Developers say models help smooth over a unit’s potential shortcomings, including odd or small layouts, street noise or lack of natural light, says Mr. VanHorn. This year, the Wardman developer turned an extra-wide prewar-style corridor into a “gallery” with multiple seating areas and custom art pieces to help buyers imagine how to furnish the $9.9 million penthouse unit. The model helped highlight the vintage layouts, where “not everything is exactly perfect,” he says.
Walking through a model unit may speed up a buying decision because it evokes feelings of happiness, says Stephen Conroy, an economics professor at the University of San Diego who studies real-estate amenities.
Rather than looking at the unit on paper, the experience of seeing and feeling the various finishes evokes “an emotion that’s going to enter into the buying decision,” he says. While model-unit purchases are not tracked by real-estate services, 31% of buyer’s agents say that staging a home increases its value by 1% to 5%, according to a 2017 survey of 1,894 agents by the National Association of Realtors.
For Alan Pellegrini, chief executive of an aerospace company, walking through a model at Westlight, a 71-unit luxury condo building in Washington, D.C., helped him realize that he would be cramped in the unit he had in mind. He paid “a couple hundred thousand” to swap the two-bedroom he already had under contract for a similar condo in the same building but with a den that he plans to turn into a library. “When you see the model, it shows the potential,” he says. Mr. Pellegrini, 54 years old, declined to disclose the price he paid for his unit, but two-bedroom apartments in at Westlight range from $1.26 million to $2.7 million.
After 12 years in a single-family home, Rebecca Schumacher and Guido Piccinini weren’t sure they could downsize to condo living. But after viewing the model units at the Pacific, a 76-unit building, in San Francisco’s Pacific Heights neighborhood, the couple was convinced. The couple purchased a corner unit and moved in this year, creating a formal dining area out of one of their three bedrooms. The model units were designed with marble slab kitchen counters, modern moldings and custom headboards to fit the master bedrooms. “They all felt like home despite being smaller spaces,” says Ms. Schumacher, 66, a real-estate agent. Ms. Schumacher would not disclose sales price, but a similar unit is listed for $4.87 million, according to Redfin.

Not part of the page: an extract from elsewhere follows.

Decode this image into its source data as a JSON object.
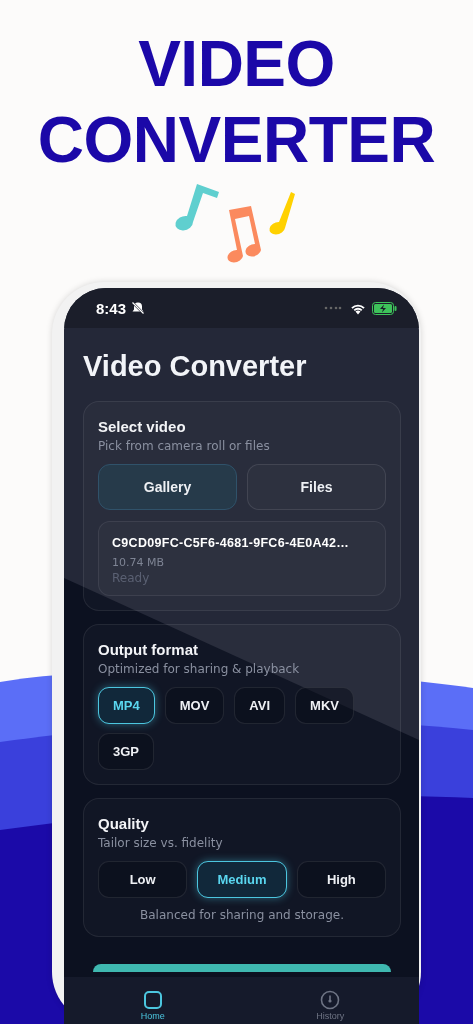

Choosing the right brands to display in the models is key, says Maile Aguila, senior vice president of residential sales at Swire Properties . This Hong Kong-based developer is behind Brickell City Centre, a mixed-use development in Miami. Potential buyers need to be familiar enough with the designs to feel as if they are walking into their home, says Ms. Aguila. When completed, many of the 390 residences at Brickell City Centre will have interiors created by the Brazillian furnishings brand Artefacto, which is familiar to the area’s South American buyers, she says. Many of the units are purchased furnished, she adds, and typically add roughly 12% to 15% to the sale price. Units at Brickell City Centre range from about $650,000 to $6 million.
Viewing the model in Manhattan View at MiMA, a 147-unit luxury building in New York’s Hudson Yards, made a difference for Claudine Prowse, a 44-year-old biotech executive. She was impressed by the “smart use of space” in a one-bedroom unit that she didn’t think allowed for a dining room. Instead, the one-bedroom model unit showed a computer desk on the same wall as her flat-screen television and created a built-in dining nook from an unused corner near the kitchen. Units at Manhattan View range from $1.595 million to $6.45 million. The model “was so functional and cozy,” says Ms. Prowse, who paid $2.3 million for the unit. After signing the contract, “I literally stole the exact ideas.”